- Take 2/3 of your chopped chocolate and heat until it has reached 105F-113°F using your desired method (microwave or double boiler).
- Stop heating the chocolate when it has reached temperature and slowly add small amounts of chocolate from the 1/3 you reserved earlier. Add small amounts and stir until it is melted before adding more. Keep doing this until the chocolate has reached 84-86°F.
- At this point, your chocolate should be tempered, check using the temper test (below). If it is tempered you can start using it and keep it between 83-90°F as best as possible, heat using the microwave or double boiler if it starts to become too cold. The best temperature for working with chocolate is between 88-90°F where it will be thin enough for coating, dipping, etc.
Other Ways to Temper Chocolate
Now seeding is arguably one of the easiest ways to temper chocolate for average home use. If you are using a large quantity of chocolate, this is another option. Melt the chocolate in a double broiler (microwave is not recommended here) until it is about halfway melted (still has little lumps of unmelted chocolate, and they are surrounded by a pool of melted chocolate). Pull off the heat and keep stirring it until all the little lumps are completely melted (the residual heat will melt them, just takes a few minutes). You can keep stirring until it gets cold, should feel cold comparatively or feel room temperature if you touch it and should be somewhere in the lower 80’s °F. You can also use a gloved hand (or bench scrapers) to swirl and move it around a clean work surface until it becomes cool enough (recommend for large quantities). Once it reaches temperature, you can then fill molds or coat items (would use hand to get a thin coating since chocolate will be thicker and colder).

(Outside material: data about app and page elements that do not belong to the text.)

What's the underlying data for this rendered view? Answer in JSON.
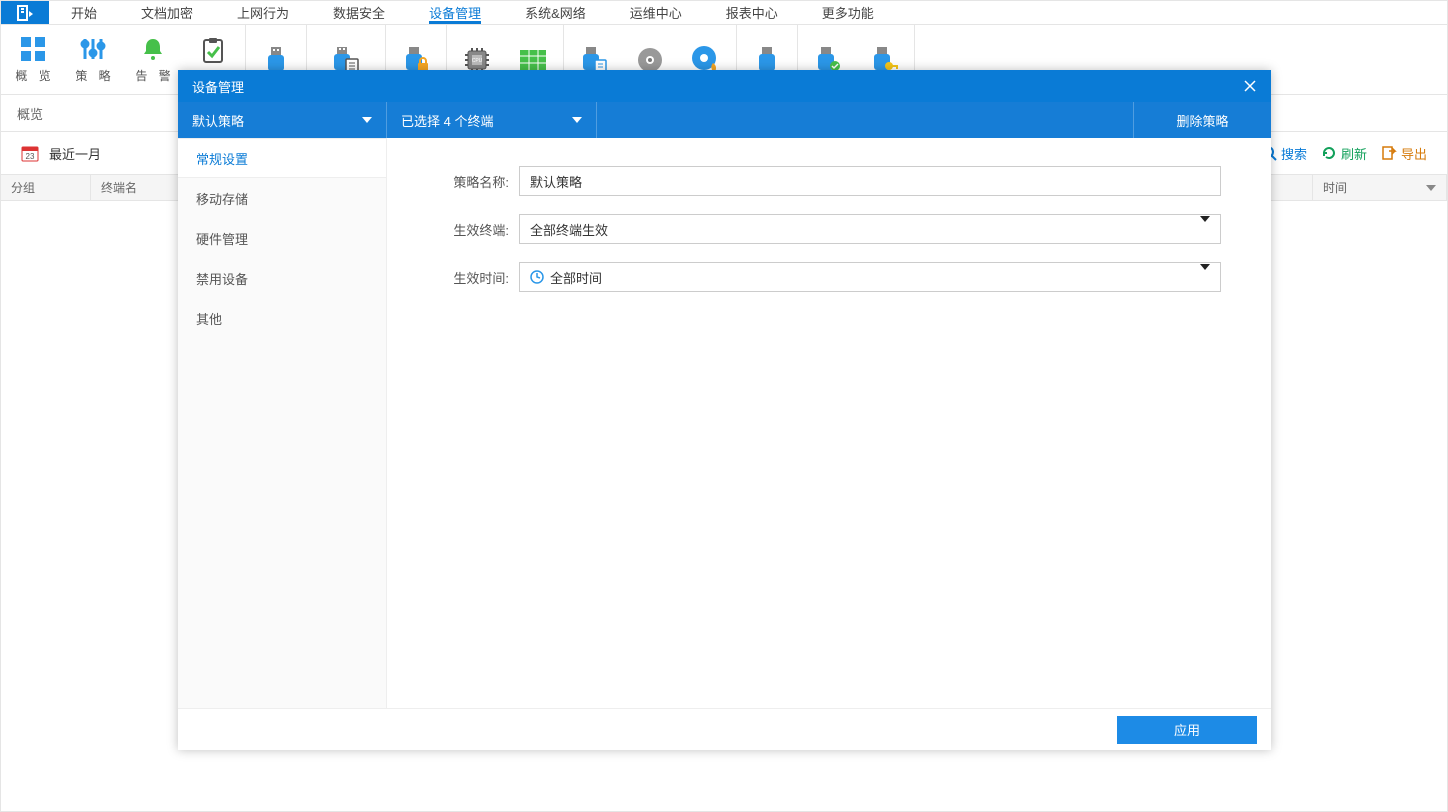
{
  "menu": {
    "items": [
      "开始",
      "文档加密",
      "上网行为",
      "数据安全",
      "设备管理",
      "系统&网络",
      "运维中心",
      "报表中心",
      "更多功能"
    ],
    "active_index": 4
  },
  "ribbon": {
    "labeled": [
      {
        "label": "概  览",
        "name": "overview"
      },
      {
        "label": "策  略",
        "name": "policy"
      },
      {
        "label": "告  警",
        "name": "alert"
      }
    ]
  },
  "subheader": {
    "title": "概览"
  },
  "filterbar": {
    "recent_label": "最近一月",
    "search": "搜索",
    "refresh": "刷新",
    "export": "导出"
  },
  "table": {
    "cols": [
      "分组",
      "终端名",
      "时间"
    ]
  },
  "modal": {
    "title": "设备管理",
    "policy_dd": "默认策略",
    "terminal_dd": "已选择 4 个终端",
    "delete_btn": "删除策略",
    "sidebar": [
      "常规设置",
      "移动存储",
      "硬件管理",
      "禁用设备",
      "其他"
    ],
    "sidebar_active": 0,
    "form": {
      "name_label": "策略名称:",
      "name_value": "默认策略",
      "scope_label": "生效终端:",
      "scope_value": "全部终端生效",
      "time_label": "生效时间:",
      "time_value": "全部时间"
    },
    "apply": "应用"
  }
}
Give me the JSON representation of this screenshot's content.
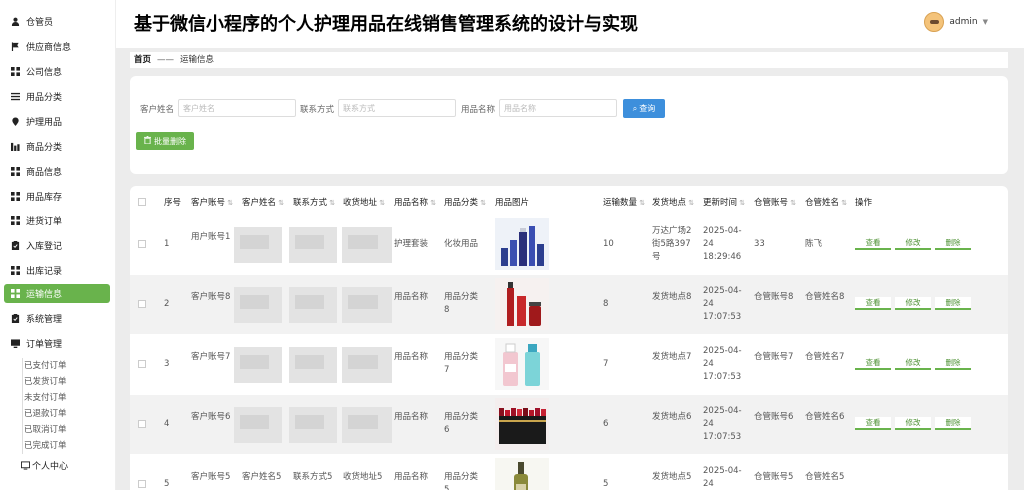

If you used a bowl to cool it instead of swirling it on a work surface, you can return it to the double boiler to get it warm if it cools too much, but don’t let it go over 90°F or you will have to re-temper.
The constant agitation of the chocolate as it cools helps align the crystals to achieve a good temper, so keep stirring or moving it around with your hand as it cools.
This way would not work for dipping/coating unless you are scraping off the excess chocolate from the thing you are coating as it will be thicker from cooling down (unless you heat it back up).
How to Test Tempered Chocolate
Dip a butter knife into the chocolate you believe is tempered. Place the knife into the fridge for 1 minute. The chocolate on the knife should be smooth and shiny and completely set up if it was tempered correctly. If not, you’ll need to start from step one again.
Alright, that should be it. Let me know if there is anything I missed and I hope you learned something new. Over the next few weeks I will be releasing recipes that pertain to the three courses in this series, so look out for some tasty recipes and subscribe so you don’t miss any of this!